by Kent Sterling
Most GMs would sell their children for another win or two, so if Tebow was a guy who could provide that, he would have a gig. All else being equal though, there is no chance that a GM is going to invite endless national media scrutiny, phone calls, and the irrational level of support Tebow prompts.
When the point that Tebow places last in completion percentage for any quarterback who has started 14 games since 2010 is answered by, “Well, he’s a great Christian who has won!” or worse, “He won at Florida!”, a smart person knows any chance for a reasonable discussion is over.
When it’s mentioned that once the NFL figured out how to defend the Tebow led offense, the Denver Broncos went 1-4, the answer is always that the one win was in the playoffs against Pittsburgh.
To make this extra simple, let’s remove all the mechanical issues about his arm motion and lack of accuracy – although those are certainly the primary issue in explaining the reluctance of NFL GMs in welcoming Tebow to his third team in four seasons.
The reason teams will avoid Tebow like the plague, ironically, is the plague of his supporters who will not stop their incessant jabbering about how Tebow is never given the right opportunity with the right team at the right time.
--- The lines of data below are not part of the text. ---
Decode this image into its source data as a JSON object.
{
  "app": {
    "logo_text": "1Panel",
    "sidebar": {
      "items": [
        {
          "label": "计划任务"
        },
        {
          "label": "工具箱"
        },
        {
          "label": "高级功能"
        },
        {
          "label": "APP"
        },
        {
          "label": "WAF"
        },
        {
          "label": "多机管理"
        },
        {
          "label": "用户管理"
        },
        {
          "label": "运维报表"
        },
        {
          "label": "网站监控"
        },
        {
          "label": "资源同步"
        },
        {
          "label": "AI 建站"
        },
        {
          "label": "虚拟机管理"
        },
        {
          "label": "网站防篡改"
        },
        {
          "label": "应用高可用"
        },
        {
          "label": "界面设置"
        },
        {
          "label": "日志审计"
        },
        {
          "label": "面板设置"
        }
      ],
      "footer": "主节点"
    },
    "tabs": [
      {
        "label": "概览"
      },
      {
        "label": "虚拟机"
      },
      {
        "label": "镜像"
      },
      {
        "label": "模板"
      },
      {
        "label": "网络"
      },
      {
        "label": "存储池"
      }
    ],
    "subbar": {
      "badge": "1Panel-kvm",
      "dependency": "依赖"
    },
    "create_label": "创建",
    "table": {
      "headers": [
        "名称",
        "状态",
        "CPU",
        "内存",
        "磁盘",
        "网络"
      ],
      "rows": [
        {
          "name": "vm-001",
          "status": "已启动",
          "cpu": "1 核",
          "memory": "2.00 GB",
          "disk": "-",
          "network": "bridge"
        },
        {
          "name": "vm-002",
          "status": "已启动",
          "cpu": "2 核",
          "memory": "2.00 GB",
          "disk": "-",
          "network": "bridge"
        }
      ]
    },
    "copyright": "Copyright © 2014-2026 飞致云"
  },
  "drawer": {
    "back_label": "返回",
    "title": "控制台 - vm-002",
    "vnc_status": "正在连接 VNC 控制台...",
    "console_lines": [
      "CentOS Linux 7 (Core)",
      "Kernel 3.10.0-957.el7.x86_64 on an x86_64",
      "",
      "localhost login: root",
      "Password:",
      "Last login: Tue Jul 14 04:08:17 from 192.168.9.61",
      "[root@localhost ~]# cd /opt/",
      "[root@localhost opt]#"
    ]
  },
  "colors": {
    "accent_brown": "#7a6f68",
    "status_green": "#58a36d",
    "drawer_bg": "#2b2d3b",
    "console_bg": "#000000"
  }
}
Because he leads such an upstanding and chaste life, Tebow is deserving of a chance to be his best chance to win.
They are like a million cackling youth sports parents who won’t stop whining to coaches that their little Timmy doesn’t get what he deserves because no one understands how special he is.
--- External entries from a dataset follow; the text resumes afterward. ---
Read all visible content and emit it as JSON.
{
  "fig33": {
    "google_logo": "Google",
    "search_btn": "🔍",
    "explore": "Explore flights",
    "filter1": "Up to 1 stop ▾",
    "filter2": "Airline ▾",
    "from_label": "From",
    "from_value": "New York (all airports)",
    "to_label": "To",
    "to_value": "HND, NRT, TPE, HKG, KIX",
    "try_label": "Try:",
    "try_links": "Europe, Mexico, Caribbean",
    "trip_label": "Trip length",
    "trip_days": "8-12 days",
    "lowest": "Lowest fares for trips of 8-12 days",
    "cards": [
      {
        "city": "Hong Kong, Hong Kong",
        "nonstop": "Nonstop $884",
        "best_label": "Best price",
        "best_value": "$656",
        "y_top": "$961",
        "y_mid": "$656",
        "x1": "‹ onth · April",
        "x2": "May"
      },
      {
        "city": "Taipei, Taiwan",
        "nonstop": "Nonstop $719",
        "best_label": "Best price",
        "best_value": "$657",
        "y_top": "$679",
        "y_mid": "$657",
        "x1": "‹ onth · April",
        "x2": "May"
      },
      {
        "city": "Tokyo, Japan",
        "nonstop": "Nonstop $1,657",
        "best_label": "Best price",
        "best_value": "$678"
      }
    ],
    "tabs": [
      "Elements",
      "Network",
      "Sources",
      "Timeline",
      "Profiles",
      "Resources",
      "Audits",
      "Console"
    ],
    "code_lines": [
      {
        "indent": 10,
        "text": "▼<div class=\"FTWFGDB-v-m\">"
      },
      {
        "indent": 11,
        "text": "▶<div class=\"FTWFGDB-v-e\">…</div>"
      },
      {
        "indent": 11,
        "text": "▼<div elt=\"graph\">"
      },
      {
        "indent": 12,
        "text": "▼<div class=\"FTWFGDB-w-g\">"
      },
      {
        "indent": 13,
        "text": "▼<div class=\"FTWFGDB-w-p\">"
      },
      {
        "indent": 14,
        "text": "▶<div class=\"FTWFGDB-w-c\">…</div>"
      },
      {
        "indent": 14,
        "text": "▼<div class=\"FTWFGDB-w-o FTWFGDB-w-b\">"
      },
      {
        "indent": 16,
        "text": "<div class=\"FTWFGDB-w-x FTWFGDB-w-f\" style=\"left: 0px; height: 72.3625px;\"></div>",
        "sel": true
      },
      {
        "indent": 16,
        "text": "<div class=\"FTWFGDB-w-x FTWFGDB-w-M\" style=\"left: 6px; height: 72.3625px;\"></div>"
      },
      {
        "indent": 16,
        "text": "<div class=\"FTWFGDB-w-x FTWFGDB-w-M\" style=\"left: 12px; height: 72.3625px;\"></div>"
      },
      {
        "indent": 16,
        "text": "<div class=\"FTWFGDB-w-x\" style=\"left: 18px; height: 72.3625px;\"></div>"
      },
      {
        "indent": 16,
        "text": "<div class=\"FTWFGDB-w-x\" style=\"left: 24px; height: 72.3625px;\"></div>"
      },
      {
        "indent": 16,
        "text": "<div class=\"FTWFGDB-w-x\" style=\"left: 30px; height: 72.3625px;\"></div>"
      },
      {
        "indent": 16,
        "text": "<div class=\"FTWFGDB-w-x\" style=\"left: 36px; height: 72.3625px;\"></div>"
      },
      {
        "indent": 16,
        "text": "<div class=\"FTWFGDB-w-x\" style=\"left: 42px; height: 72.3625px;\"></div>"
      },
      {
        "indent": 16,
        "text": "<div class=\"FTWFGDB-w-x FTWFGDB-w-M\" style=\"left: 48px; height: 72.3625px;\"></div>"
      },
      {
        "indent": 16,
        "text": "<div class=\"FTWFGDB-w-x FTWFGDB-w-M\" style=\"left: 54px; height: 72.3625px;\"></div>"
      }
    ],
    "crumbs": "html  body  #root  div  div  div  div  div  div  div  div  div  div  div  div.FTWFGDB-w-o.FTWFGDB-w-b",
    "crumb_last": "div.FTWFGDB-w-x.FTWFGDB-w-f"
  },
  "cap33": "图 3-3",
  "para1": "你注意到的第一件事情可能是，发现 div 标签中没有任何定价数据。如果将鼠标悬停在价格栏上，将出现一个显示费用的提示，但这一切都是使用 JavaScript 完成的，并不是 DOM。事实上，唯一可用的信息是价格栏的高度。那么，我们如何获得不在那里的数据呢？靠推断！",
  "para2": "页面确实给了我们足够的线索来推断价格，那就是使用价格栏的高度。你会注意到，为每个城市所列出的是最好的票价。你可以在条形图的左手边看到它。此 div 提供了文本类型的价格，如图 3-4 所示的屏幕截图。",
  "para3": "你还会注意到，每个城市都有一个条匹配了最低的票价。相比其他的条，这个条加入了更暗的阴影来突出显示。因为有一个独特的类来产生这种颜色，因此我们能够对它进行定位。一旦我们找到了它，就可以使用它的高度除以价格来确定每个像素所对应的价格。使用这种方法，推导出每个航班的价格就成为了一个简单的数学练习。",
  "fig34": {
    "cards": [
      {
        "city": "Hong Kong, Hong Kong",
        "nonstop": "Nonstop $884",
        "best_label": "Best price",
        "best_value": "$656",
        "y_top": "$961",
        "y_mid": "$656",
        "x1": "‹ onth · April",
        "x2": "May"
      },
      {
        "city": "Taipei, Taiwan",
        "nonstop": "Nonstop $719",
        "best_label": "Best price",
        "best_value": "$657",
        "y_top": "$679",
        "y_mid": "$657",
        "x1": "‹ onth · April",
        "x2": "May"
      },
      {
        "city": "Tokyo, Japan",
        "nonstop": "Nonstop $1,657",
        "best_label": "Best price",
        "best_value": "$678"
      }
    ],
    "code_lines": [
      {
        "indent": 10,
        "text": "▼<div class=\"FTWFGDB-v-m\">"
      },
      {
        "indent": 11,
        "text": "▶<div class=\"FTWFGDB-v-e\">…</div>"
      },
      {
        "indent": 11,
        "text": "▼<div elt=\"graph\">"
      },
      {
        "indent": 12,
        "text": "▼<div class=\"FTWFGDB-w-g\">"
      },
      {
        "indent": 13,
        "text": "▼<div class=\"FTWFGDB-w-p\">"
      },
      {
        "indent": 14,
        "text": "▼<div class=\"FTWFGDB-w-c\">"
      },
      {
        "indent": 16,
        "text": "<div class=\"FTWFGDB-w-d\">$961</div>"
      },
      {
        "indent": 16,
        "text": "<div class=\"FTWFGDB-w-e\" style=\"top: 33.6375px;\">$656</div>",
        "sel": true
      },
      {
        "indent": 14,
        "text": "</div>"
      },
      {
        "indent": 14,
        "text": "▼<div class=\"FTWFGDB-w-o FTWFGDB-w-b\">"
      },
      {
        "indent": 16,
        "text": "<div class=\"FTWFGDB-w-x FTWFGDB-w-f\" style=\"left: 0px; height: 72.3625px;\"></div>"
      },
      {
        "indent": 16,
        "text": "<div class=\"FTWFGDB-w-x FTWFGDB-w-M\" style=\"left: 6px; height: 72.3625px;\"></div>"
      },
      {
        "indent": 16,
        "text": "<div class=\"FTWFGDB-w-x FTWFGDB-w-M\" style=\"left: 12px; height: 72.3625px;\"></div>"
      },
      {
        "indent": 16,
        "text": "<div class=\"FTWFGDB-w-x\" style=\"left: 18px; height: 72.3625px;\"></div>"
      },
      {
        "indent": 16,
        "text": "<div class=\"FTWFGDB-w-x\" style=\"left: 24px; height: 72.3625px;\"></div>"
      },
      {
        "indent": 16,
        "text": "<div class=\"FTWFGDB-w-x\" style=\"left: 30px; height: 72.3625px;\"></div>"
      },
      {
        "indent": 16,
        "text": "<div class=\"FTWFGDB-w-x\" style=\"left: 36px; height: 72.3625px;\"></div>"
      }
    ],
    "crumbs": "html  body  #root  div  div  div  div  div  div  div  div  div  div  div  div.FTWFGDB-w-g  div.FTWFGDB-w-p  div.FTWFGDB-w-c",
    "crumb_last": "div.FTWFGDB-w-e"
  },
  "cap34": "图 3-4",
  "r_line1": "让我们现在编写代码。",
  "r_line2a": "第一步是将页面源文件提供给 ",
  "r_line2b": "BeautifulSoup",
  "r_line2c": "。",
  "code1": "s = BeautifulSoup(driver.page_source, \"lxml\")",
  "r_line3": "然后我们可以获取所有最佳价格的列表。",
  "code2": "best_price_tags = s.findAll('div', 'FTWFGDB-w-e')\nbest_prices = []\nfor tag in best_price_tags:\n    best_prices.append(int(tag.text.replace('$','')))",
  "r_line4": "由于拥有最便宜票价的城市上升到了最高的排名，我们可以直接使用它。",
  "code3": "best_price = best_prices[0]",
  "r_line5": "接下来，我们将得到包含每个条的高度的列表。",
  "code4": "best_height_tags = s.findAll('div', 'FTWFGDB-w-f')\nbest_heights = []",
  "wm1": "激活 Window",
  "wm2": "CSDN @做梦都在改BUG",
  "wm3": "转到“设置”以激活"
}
Never mind that the coach has no skin in the game, and wants only what’s best for the team. He’s an idiot because a son is by definition better than his parents.
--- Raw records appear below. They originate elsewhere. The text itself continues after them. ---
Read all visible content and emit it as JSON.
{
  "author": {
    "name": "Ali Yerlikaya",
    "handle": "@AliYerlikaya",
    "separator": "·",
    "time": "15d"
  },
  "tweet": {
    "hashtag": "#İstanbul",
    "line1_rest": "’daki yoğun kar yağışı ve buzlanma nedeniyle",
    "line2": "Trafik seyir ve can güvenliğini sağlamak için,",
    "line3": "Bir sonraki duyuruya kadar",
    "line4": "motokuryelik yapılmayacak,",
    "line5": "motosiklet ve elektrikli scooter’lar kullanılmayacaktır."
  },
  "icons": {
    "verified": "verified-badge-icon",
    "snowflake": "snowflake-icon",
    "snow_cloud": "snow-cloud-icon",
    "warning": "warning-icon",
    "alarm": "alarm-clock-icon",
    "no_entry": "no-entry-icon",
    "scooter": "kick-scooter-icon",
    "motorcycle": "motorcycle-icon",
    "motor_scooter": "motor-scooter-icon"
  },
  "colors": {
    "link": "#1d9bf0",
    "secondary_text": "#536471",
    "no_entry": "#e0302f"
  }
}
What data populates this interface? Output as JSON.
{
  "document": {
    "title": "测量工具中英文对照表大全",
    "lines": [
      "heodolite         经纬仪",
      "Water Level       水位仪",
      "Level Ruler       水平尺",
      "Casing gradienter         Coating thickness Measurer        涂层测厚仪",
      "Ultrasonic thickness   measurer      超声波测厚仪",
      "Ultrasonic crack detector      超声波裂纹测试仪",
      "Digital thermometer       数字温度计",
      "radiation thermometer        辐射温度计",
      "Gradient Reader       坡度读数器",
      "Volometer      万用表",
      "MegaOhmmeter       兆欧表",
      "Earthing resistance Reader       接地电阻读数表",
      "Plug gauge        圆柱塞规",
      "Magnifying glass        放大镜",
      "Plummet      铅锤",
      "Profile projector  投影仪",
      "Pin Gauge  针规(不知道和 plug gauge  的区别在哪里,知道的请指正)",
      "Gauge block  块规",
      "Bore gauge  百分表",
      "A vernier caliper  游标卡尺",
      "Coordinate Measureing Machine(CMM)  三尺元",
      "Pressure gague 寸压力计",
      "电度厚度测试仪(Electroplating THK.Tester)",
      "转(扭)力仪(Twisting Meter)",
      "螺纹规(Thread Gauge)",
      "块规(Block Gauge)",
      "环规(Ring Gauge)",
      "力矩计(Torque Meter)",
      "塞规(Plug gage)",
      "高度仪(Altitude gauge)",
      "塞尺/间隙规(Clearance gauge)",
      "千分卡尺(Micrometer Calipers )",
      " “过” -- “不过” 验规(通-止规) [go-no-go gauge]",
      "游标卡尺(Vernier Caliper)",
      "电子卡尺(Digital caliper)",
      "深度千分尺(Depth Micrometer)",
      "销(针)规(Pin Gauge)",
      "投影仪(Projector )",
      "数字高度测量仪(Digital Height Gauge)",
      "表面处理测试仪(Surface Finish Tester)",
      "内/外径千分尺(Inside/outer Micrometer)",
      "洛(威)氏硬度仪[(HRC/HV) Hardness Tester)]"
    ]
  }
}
Parents are the worst part of youth sports for the same reason Tebow supporters are the worst part of doing business with Tebow. They believe that with volume + number of fans = logic, and GMs who would buy into that kind of math are doomed.
1070 The Fan’s Dan Dakich has spent a lot of time talking about a caller he dealt with this week by saying, “You can’t argue with stupid.” He’s right, but it’s broader than that. You can’t argue with passion – whether it’s for a team, religion, nationality, or other polarizing belief.
People who share beliefs are smart, and people who believe the opposite are morons. Most of the world’s wars have started as a result of sparring beliefs, and Tebow’s presence on a team invites the passionate support that makes not playing a guy miserable.
A group in Jacksonville sealed Tebow’s fate as a guy who will never play for the Jaguars by starting a petition on www.whitehouse.org. Football players whose fans start petitions to get them a job are never good candidates.
The kind of people who believe a petition will change the mind of a guy trusted to run an NFL franchise likely worth more than $1-billion (20 are currently at or above that level) are never going to be deterred on their quest, and sadly for Tebow, that makes a career as a quarterback impossible.
The fans of Tebow are to Tebow what Sarah Palin is to the Republican Party. The guilt by association is too powerful to overcome.